**What you are asked to do:** Check each line of the entries below for the string "Review"; copy every line where it appears.

**Records:**
•••••

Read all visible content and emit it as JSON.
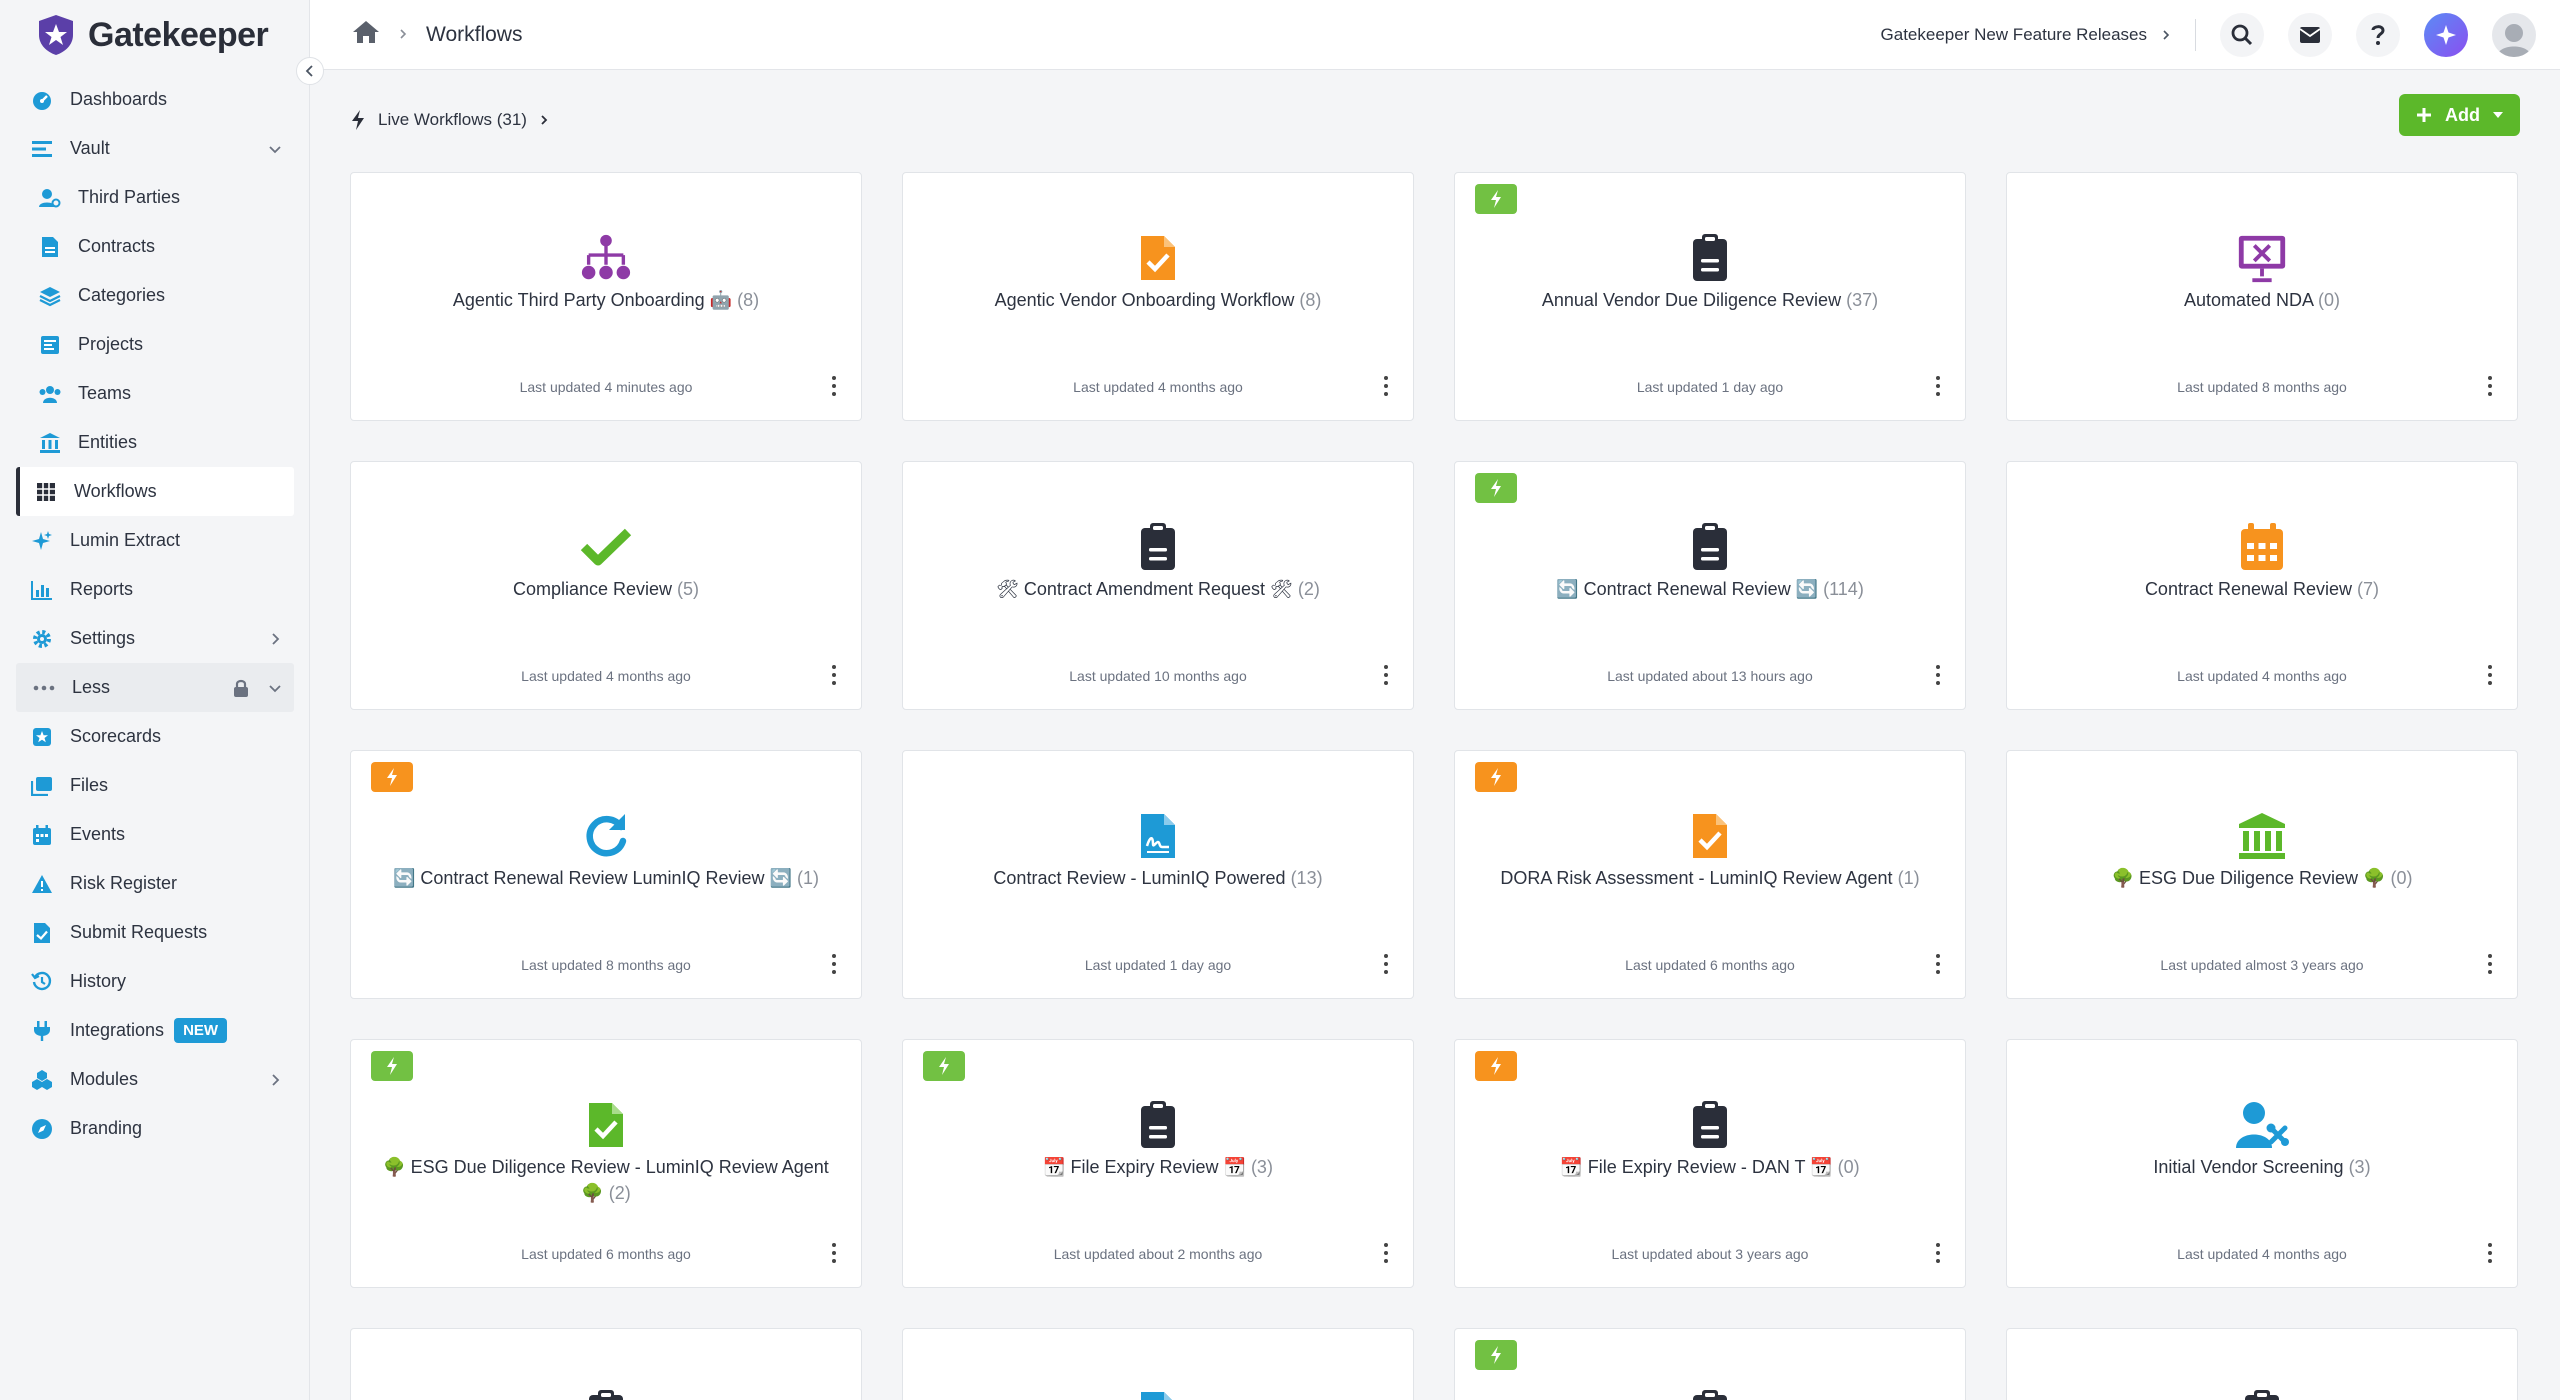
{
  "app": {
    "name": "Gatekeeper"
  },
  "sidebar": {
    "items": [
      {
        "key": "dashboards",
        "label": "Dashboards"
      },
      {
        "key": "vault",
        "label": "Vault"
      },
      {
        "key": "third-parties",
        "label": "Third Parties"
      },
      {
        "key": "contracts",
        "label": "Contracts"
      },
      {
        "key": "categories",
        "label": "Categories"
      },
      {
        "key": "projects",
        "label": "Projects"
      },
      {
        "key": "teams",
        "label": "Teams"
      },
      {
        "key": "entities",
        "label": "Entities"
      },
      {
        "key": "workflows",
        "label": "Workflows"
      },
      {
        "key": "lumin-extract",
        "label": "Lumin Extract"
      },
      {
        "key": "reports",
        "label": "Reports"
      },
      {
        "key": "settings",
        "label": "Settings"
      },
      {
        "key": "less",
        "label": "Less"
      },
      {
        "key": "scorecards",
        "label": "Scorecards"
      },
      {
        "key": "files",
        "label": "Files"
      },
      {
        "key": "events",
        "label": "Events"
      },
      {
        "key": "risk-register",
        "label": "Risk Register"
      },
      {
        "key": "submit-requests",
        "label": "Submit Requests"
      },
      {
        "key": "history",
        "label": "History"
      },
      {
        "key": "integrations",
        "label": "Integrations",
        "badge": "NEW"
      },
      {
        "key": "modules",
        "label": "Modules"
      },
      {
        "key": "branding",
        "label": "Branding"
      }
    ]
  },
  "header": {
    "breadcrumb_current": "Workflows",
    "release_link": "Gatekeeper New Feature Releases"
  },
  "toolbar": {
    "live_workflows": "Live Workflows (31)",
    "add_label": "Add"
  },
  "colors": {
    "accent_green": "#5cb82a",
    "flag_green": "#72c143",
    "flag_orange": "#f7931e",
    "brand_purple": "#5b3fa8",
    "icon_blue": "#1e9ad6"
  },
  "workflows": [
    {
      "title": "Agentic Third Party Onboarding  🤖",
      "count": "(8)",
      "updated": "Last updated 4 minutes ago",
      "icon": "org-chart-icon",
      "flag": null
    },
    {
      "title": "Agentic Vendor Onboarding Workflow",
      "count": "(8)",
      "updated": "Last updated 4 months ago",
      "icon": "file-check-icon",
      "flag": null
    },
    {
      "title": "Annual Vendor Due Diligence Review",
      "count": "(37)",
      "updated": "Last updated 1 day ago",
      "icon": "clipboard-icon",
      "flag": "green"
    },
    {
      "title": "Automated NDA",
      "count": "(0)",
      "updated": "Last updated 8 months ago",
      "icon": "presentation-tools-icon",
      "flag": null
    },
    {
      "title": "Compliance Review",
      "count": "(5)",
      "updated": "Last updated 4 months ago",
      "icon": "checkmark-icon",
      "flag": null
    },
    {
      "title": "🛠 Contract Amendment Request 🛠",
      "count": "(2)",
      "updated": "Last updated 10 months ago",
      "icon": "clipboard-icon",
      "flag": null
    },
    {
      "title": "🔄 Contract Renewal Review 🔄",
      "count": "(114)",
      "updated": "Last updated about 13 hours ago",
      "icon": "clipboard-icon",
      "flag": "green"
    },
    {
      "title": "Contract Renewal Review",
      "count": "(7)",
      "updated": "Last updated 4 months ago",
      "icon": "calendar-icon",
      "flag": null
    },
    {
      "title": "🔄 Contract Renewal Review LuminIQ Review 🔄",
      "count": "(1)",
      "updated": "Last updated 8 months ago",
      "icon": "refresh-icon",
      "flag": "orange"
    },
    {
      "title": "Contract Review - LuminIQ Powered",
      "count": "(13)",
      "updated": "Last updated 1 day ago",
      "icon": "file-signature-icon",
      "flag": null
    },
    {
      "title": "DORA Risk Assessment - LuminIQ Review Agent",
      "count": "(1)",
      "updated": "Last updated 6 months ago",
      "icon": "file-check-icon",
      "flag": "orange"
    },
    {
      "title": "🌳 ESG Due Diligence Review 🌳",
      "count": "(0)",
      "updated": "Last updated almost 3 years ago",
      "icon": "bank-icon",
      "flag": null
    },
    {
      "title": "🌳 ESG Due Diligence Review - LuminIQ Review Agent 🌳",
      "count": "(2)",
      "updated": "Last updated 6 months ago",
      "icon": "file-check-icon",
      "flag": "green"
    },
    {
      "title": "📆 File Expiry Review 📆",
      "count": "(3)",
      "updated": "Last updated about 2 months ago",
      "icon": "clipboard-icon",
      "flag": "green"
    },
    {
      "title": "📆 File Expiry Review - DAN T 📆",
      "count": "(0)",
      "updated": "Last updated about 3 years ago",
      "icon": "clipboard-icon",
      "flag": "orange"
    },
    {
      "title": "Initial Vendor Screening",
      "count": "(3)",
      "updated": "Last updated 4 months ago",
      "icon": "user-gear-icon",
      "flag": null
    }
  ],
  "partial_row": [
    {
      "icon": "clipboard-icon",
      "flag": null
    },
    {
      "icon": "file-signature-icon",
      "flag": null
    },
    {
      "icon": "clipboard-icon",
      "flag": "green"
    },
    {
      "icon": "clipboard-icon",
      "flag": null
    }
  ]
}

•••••

**Task response:**
      "title": "Annual Vendor Due Diligence Review",
      "title": "Compliance Review",
      "title": "🔄 Contract Renewal Review 🔄",
      "title": "Contract Renewal Review",
      "title": "🔄 Contract Renewal Review LuminIQ Review 🔄",
      "title": "Contract Review - LuminIQ Powered",
      "title": "DORA Risk Assessment - LuminIQ Review Agent",
      "title": "🌳 ESG Due Diligence Review 🌳",
      "title": "🌳 ESG Due Diligence Review - LuminIQ Review Agent 🌳",
      "title": "📆 File Expiry Review 📆",
      "title": "📆 File Expiry Review - DAN T 📆",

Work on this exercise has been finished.